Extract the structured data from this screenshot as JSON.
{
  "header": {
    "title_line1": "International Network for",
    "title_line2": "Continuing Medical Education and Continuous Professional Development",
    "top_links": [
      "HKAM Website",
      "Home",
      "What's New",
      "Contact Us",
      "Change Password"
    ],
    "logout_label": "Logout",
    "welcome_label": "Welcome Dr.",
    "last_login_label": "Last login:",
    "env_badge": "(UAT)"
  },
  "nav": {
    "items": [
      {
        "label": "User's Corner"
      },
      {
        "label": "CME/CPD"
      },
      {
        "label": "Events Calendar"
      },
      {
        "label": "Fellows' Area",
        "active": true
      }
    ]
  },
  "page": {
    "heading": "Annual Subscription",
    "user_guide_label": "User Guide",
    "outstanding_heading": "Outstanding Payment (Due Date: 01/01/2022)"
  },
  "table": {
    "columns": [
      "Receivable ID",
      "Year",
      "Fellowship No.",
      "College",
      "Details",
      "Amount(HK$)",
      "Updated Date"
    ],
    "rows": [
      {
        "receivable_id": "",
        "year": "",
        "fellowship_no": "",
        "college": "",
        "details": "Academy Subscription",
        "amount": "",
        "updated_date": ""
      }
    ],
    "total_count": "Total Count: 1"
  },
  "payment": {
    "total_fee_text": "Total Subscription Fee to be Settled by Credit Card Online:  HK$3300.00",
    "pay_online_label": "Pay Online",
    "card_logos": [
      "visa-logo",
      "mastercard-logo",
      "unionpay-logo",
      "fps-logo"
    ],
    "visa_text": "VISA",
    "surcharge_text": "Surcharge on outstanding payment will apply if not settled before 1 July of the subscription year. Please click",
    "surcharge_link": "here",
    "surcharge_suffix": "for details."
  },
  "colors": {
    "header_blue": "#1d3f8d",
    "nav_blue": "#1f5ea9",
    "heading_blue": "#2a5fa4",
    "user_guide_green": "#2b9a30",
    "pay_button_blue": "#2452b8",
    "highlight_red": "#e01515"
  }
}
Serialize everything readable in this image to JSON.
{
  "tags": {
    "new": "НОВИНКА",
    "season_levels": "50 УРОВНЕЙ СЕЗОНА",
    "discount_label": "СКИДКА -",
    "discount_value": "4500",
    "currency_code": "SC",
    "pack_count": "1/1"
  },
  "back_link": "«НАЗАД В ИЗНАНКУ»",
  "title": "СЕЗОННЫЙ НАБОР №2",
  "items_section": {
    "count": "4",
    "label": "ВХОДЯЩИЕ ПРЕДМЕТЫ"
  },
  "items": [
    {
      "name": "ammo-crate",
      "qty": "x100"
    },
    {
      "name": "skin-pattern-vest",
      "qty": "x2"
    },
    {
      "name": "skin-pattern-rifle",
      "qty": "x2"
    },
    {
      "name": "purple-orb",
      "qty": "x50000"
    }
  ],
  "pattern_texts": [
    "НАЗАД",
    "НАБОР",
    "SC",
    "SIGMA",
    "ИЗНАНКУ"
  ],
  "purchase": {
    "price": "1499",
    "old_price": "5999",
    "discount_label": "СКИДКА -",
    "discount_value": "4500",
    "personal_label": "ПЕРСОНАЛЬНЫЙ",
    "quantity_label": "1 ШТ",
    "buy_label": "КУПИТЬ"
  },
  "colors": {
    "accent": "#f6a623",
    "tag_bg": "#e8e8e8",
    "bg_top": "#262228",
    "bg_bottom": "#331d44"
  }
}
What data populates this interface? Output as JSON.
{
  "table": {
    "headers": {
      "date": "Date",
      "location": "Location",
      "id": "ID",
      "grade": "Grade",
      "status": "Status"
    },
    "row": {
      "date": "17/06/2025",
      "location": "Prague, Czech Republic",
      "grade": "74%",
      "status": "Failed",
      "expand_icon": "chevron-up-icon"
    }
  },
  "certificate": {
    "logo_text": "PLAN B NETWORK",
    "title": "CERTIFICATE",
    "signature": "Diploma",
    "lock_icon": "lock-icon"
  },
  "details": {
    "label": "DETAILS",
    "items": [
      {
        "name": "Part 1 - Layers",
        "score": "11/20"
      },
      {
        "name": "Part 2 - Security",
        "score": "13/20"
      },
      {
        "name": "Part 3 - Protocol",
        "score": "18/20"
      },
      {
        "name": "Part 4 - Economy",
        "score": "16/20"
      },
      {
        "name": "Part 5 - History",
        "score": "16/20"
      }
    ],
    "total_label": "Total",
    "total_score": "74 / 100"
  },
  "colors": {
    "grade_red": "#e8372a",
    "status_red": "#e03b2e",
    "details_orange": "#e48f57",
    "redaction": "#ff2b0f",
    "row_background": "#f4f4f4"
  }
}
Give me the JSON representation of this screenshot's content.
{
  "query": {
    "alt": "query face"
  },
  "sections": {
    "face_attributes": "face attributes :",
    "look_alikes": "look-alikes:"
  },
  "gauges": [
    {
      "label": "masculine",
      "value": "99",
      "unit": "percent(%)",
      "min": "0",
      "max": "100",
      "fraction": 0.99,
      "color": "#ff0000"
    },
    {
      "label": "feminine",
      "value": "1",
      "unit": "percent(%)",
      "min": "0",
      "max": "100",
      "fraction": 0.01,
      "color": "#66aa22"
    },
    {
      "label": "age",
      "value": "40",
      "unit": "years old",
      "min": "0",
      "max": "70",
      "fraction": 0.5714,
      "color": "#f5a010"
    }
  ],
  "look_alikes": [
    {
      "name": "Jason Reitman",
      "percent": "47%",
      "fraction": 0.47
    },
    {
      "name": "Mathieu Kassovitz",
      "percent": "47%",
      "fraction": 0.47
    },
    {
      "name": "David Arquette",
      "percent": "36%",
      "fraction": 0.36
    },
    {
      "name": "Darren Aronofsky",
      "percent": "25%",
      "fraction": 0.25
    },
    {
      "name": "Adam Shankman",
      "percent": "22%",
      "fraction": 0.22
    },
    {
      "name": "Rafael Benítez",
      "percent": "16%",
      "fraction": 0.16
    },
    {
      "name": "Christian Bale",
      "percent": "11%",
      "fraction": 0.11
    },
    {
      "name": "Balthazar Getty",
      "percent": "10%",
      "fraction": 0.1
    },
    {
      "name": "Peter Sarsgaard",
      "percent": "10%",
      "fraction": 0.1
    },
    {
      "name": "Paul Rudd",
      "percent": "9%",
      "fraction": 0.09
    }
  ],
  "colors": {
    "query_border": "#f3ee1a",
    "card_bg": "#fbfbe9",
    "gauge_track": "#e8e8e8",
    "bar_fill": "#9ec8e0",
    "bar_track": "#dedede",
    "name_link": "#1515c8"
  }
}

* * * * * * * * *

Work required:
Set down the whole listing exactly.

Task solution:
Extract the structured data from this screenshot as JSON.
{
  "header": {
    "title_line1": "International Network for",
    "title_line2": "Continuing Medical Education and Continuous Professional Development",
    "top_links": [
      "HKAM Website",
      "Home",
      "What's New",
      "Contact Us",
      "Change Password"
    ],
    "logout_label": "Logout",
    "welcome_label": "Welcome Dr.",
    "last_login_label": "Last login:",
    "env_badge": "(UAT)"
  },
  "nav": {
    "items": [
      {
        "label": "User's Corner"
      },
      {
        "label": "CME/CPD"
      },
      {
        "label": "Events Calendar"
      },
      {
        "label": "Fellows' Area",
        "active": true
      }
    ]
  },
  "page": {
    "heading": "Annual Subscription",
    "user_guide_label": "User Guide",
    "outstanding_heading": "Outstanding Payment (Due Date: 01/01/2022)"
  },
  "table": {
    "columns": [
      "Receivable ID",
      "Year",
      "Fellowship No.",
      "College",
      "Details",
      "Amount(HK$)",
      "Updated Date"
    ],
    "rows": [
      {
        "receivable_id": "",
        "year": "",
        "fellowship_no": "",
        "college": "",
        "details": "Academy Subscription",
        "amount": "",
        "updated_date": ""
      }
    ],
    "total_count": "Total Count: 1"
  },
  "payment": {
    "total_fee_text": "Total Subscription Fee to be Settled by Credit Card Online:  HK$3300.00",
    "pay_online_label": "Pay Online",
    "card_logos": [
      "visa-logo",
      "mastercard-logo",
      "unionpay-logo",
      "fps-logo"
    ],
    "visa_text": "VISA",
    "surcharge_text": "Surcharge on outstanding payment will apply if not settled before 1 July of the subscription year. Please click",
    "surcharge_link": "here",
    "surcharge_suffix": "for details."
  },
  "colors": {
    "header_blue": "#1d3f8d",
    "nav_blue": "#1f5ea9",
    "heading_blue": "#2a5fa4",
    "user_guide_green": "#2b9a30",
    "pay_button_blue": "#2452b8",
    "highlight_red": "#e01515"
  }
}
Serialize everything readable in this image to JSON.
{
  "tags": {
    "new": "НОВИНКА",
    "season_levels": "50 УРОВНЕЙ СЕЗОНА",
    "discount_label": "СКИДКА -",
    "discount_value": "4500",
    "currency_code": "SC",
    "pack_count": "1/1"
  },
  "back_link": "«НАЗАД В ИЗНАНКУ»",
  "title": "СЕЗОННЫЙ НАБОР №2",
  "items_section": {
    "count": "4",
    "label": "ВХОДЯЩИЕ ПРЕДМЕТЫ"
  },
  "items": [
    {
      "name": "ammo-crate",
      "qty": "x100"
    },
    {
      "name": "skin-pattern-vest",
      "qty": "x2"
    },
    {
      "name": "skin-pattern-rifle",
      "qty": "x2"
    },
    {
      "name": "purple-orb",
      "qty": "x50000"
    }
  ],
  "pattern_texts": [
    "НАЗАД",
    "НАБОР",
    "SC",
    "SIGMA",
    "ИЗНАНКУ"
  ],
  "purchase": {
    "price": "1499",
    "old_price": "5999",
    "discount_label": "СКИДКА -",
    "discount_value": "4500",
    "personal_label": "ПЕРСОНАЛЬНЫЙ",
    "quantity_label": "1 ШТ",
    "buy_label": "КУПИТЬ"
  },
  "colors": {
    "accent": "#f6a623",
    "tag_bg": "#e8e8e8",
    "bg_top": "#262228",
    "bg_bottom": "#331d44"
  }
}
What data populates this interface? Output as JSON.
{
  "table": {
    "headers": {
      "date": "Date",
      "location": "Location",
      "id": "ID",
      "grade": "Grade",
      "status": "Status"
    },
    "row": {
      "date": "17/06/2025",
      "location": "Prague, Czech Republic",
      "grade": "74%",
      "status": "Failed",
      "expand_icon": "chevron-up-icon"
    }
  },
  "certificate": {
    "logo_text": "PLAN B NETWORK",
    "title": "CERTIFICATE",
    "signature": "Diploma",
    "lock_icon": "lock-icon"
  },
  "details": {
    "label": "DETAILS",
    "items": [
      {
        "name": "Part 1 - Layers",
        "score": "11/20"
      },
      {
        "name": "Part 2 - Security",
        "score": "13/20"
      },
      {
        "name": "Part 3 - Protocol",
        "score": "18/20"
      },
      {
        "name": "Part 4 - Economy",
        "score": "16/20"
      },
      {
        "name": "Part 5 - History",
        "score": "16/20"
      }
    ],
    "total_label": "Total",
    "total_score": "74 / 100"
  },
  "colors": {
    "grade_red": "#e8372a",
    "status_red": "#e03b2e",
    "details_orange": "#e48f57",
    "redaction": "#ff2b0f",
    "row_background": "#f4f4f4"
  }
}
Give me the JSON representation of this screenshot's content.
{
  "query": {
    "alt": "query face"
  },
  "sections": {
    "face_attributes": "face attributes :",
    "look_alikes": "look-alikes:"
  },
  "gauges": [
    {
      "label": "masculine",
      "value": "99",
      "unit": "percent(%)",
      "min": "0",
      "max": "100",
      "fraction": 0.99,
      "color": "#ff0000"
    },
    {
      "label": "feminine",
      "value": "1",
      "unit": "percent(%)",
      "min": "0",
      "max": "100",
      "fraction": 0.01,
      "color": "#66aa22"
    },
    {
      "label": "age",
      "value": "40",
      "unit": "years old",
      "min": "0",
      "max": "70",
      "fraction": 0.5714,
      "color": "#f5a010"
    }
  ],
  "look_alikes": [
    {
      "name": "Jason Reitman",
      "percent": "47%",
      "fraction": 0.47
    },
    {
      "name": "Mathieu Kassovitz",
      "percent": "47%",
      "fraction": 0.47
    },
    {
      "name": "David Arquette",
      "percent": "36%",
      "fraction": 0.36
    },
    {
      "name": "Darren Aronofsky",
      "percent": "25%",
      "fraction": 0.25
    },
    {
      "name": "Adam Shankman",
      "percent": "22%",
      "fraction": 0.22
    },
    {
      "name": "Rafael Benítez",
      "percent": "16%",
      "fraction": 0.16
    },
    {
      "name": "Christian Bale",
      "percent": "11%",
      "fraction": 0.11
    },
    {
      "name": "Balthazar Getty",
      "percent": "10%",
      "fraction": 0.1
    },
    {
      "name": "Peter Sarsgaard",
      "percent": "10%",
      "fraction": 0.1
    },
    {
      "name": "Paul Rudd",
      "percent": "9%",
      "fraction": 0.09
    }
  ],
  "colors": {
    "query_border": "#f3ee1a",
    "card_bg": "#fbfbe9",
    "gauge_track": "#e8e8e8",
    "bar_fill": "#9ec8e0",
    "bar_track": "#dedede",
    "name_link": "#1515c8"
  }
}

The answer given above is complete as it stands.